Macron offered a genuine voice of the people as a politician. He formed his movement “En Marche” by interviewing 25,000 French in depth about their view of France, what problems they, their families and their communities faced, and what future they saw for France. The results from these forty five-minute long interviews were produced into an unprecedented 176-page analysis of France’s problems and formed the basis of the movement’s policies. No such research of that extent has been conducted before the forming of a party or movement before. Macron’s innovative approach put the person back into the politics

He promised to unite a France divided by populism and elitism and to “defend” the spirit of the Enlightenment, the intellectual movement of “equality, liberty, fraternity” that is the ideological bedrock of France.  

Macron’s win with 66% of votes was momentous as an outsider to politics. The statistics of voter turnout and response tarnished his win, however. The turnout to the vote was the lowest it had been for forty years with a third of voters choosing neither Macron nor Le Pen, 12 million voters abstaining and 4.2 million spoiling the ballot papers. 

Since then, Macron has failed to deliver the tailor-made answers to the problems of France he promised. Instead, he has embodied the populist president that France so desperately wanted to avoid. Cities across France have been disrupted by protests and violence at the hands of the “yellow vests”, and Macron’s popularity is down to 30%. His “new” politics have been left at the wayside as his people see him as a president for the rich after his failure to balance his flat tax on capital with a gesture to the poor. 

Protests were initially a reaction to Macron’s contentious “eco-tax” on fuel, hiking up the cost of petrol and meant to pay for France’s clean-energy initiatives.
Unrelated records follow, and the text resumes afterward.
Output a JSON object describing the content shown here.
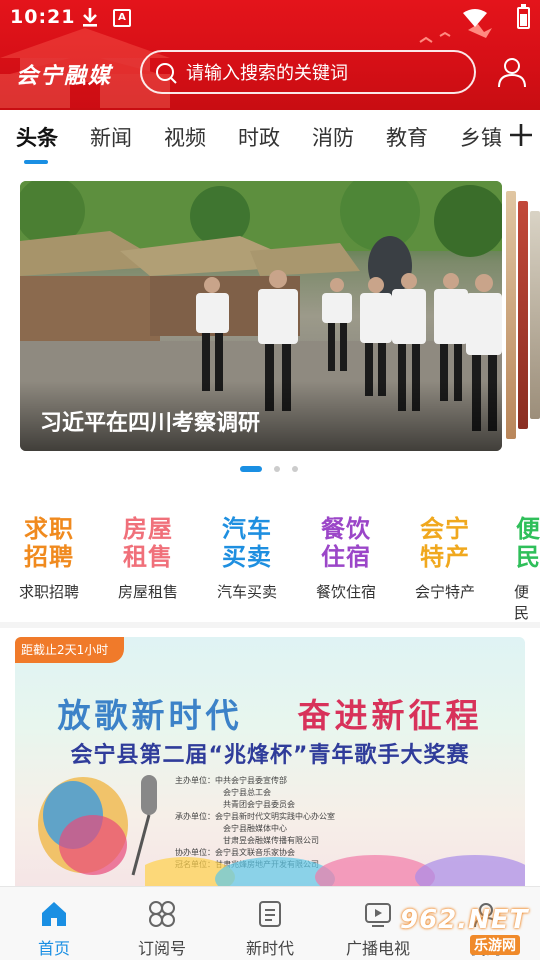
{
  "status_bar": {
    "time": "10:21",
    "notification_badge": "A"
  },
  "header": {
    "logo_text": "会宁融媒",
    "search_placeholder": "请输入搜索的关键词"
  },
  "tabs": [
    "头条",
    "新闻",
    "视频",
    "时政",
    "消防",
    "教育",
    "乡镇"
  ],
  "active_tab": "头条",
  "carousel": {
    "title": "习近平在四川考察调研",
    "page_count": 3,
    "active_index": 0
  },
  "services": [
    {
      "icon_text": "求职\n招聘",
      "label": "求职招聘",
      "color": "#f08a1e"
    },
    {
      "icon_text": "房屋\n租售",
      "label": "房屋租售",
      "color": "#f0707a"
    },
    {
      "icon_text": "汽车\n买卖",
      "label": "汽车买卖",
      "color": "#1e8fe0"
    },
    {
      "icon_text": "餐饮\n住宿",
      "label": "餐饮住宿",
      "color": "#9b46c8"
    },
    {
      "icon_text": "会宁\n特产",
      "label": "会宁特产",
      "color": "#f0a81e"
    },
    {
      "icon_text": "便民",
      "label": "便民",
      "color": "#2fbf5a"
    }
  ],
  "banner": {
    "deadline": "距截止2天1小时",
    "slogan_part1": "放歌新时代",
    "slogan_part2": "奋进新征程",
    "title": "会宁县第二届“兆烽杯”青年歌手大奖赛",
    "organizers": [
      "主办单位：中共会宁县委宣传部",
      "会宁县总工会",
      "共青团会宁县委员会",
      "承办单位：会宁县新时代文明实践中心办公室",
      "会宁县融媒体中心",
      "甘肃昱会融媒传播有限公司",
      "协办单位：会宁县文联音乐家协会",
      "冠名单位：甘肃兆烽房地产开发有限公司"
    ]
  },
  "bottom_nav": [
    {
      "label": "首页",
      "icon": "home-icon",
      "active": true
    },
    {
      "label": "订阅号",
      "icon": "grid-icon",
      "active": false
    },
    {
      "label": "新时代",
      "icon": "document-icon",
      "active": false
    },
    {
      "label": "广播电视",
      "icon": "tv-icon",
      "active": false
    },
    {
      "label": "我的",
      "icon": "profile-icon",
      "active": false
    }
  ],
  "watermark": {
    "text": "962.NET",
    "sub": "乐游网"
  },
  "colors": {
    "brand_red": "#d50f16",
    "accent_blue": "#1a8fe3",
    "deadline_orange": "#f07a2a"
  }
}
The protesters, dubbed the “yellow vests” for the fluorescent yellow vests lorry drivers – who largely made up the protesters – are made to carry in their lorry, appeared all over France and amassed a totally of 290,000 protesters. Saturday 1st December saw violence break out in Paris around the Arc de Triomphe and in wealthy Parisian neighbourhoods with a further 136,000 protesting across the country. What was initially a protest against increased fuel tax quickly grew into a wider protest at Macron’s leadership and government. In a poll by Elabe, 76% of the French found Macron arrogant and 31% found him capable of obtaining results. 

Macron’s hamartia is his disregard for the needs of those who elected him into power. Macron rebuked complaints from pensioners whose pensions were being cut, saying “we don’t realise how lucky we are” and citing general Charles de Gaulle, president of France after the second world war, who was said to live by “you may speak very freely but the one thing you have no right to do is complain.” Macron said, “I think the general has the right idea. The country would be very different if everyone did the same.”
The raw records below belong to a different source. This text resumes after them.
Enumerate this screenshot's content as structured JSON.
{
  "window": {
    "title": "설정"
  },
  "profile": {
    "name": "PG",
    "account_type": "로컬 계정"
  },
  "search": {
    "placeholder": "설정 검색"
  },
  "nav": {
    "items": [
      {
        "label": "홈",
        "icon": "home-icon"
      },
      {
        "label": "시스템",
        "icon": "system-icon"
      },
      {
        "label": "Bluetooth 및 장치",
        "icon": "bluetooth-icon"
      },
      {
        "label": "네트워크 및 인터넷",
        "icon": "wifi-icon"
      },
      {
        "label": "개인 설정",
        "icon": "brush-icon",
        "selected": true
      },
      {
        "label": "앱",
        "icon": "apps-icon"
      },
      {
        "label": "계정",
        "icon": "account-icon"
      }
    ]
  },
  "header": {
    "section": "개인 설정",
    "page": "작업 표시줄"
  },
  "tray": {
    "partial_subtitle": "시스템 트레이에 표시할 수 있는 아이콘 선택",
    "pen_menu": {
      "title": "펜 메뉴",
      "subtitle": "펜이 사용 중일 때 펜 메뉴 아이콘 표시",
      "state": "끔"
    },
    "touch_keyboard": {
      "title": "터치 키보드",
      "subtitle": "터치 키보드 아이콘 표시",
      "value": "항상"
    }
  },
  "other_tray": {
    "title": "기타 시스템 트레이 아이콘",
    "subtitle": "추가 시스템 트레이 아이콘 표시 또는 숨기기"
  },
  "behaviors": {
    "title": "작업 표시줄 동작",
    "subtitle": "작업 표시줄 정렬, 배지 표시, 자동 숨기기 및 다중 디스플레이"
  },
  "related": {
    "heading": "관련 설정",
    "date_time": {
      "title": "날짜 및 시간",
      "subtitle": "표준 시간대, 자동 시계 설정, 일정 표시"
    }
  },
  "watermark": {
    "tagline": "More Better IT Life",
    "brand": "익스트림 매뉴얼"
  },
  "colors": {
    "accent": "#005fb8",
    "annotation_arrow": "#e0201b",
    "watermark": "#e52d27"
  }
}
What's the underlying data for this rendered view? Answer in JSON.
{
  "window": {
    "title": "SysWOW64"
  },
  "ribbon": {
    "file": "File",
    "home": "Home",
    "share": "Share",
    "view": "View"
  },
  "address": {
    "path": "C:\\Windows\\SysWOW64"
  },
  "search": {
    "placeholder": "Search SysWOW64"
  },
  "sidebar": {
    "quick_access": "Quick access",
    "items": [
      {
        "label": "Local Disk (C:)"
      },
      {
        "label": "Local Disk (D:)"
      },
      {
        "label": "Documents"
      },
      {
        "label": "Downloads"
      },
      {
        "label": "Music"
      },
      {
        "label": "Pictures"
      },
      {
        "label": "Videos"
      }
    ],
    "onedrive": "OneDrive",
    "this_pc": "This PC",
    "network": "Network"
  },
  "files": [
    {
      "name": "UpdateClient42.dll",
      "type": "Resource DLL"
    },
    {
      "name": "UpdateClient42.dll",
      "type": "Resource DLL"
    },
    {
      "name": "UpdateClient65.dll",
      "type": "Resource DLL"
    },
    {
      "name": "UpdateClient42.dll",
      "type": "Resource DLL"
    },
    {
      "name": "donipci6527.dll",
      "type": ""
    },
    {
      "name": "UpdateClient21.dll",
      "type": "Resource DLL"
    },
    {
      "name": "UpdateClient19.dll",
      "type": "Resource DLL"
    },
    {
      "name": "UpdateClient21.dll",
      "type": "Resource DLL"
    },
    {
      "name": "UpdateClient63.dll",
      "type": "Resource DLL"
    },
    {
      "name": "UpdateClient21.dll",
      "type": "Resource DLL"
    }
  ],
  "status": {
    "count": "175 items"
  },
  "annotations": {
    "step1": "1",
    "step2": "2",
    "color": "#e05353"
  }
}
Charles de Gaulle, revered as one of France’s greatest leaders, was forced to resign in 1968 by a mass protest against his leadership and government. The protest, initially only comprising students, snowballed into a protest of students, unions and the working-class because of De Gaulle’s inflexibility concerning their demands and his image as favouring the bourgeoisie. The protest famously brought Paris to a standstill for three entire days and the civic unrest reached such a boiling point that De Gaulle fled to Germany, widely believed as being a trip to summon military aid from a French military base there.

The similarities between Macron’s presidential term so far and the final months leading up to De Gaulle’s resignation are eerie. Macron should learn from the shortcomings of his predecessors that by not respecting for the equality that France’s society after the French Revolutions is founded on is to risk repeating history by falling victim to the wrath of the people. 

Image Credit: Gonzalo Fuentes/AFP via Getty Images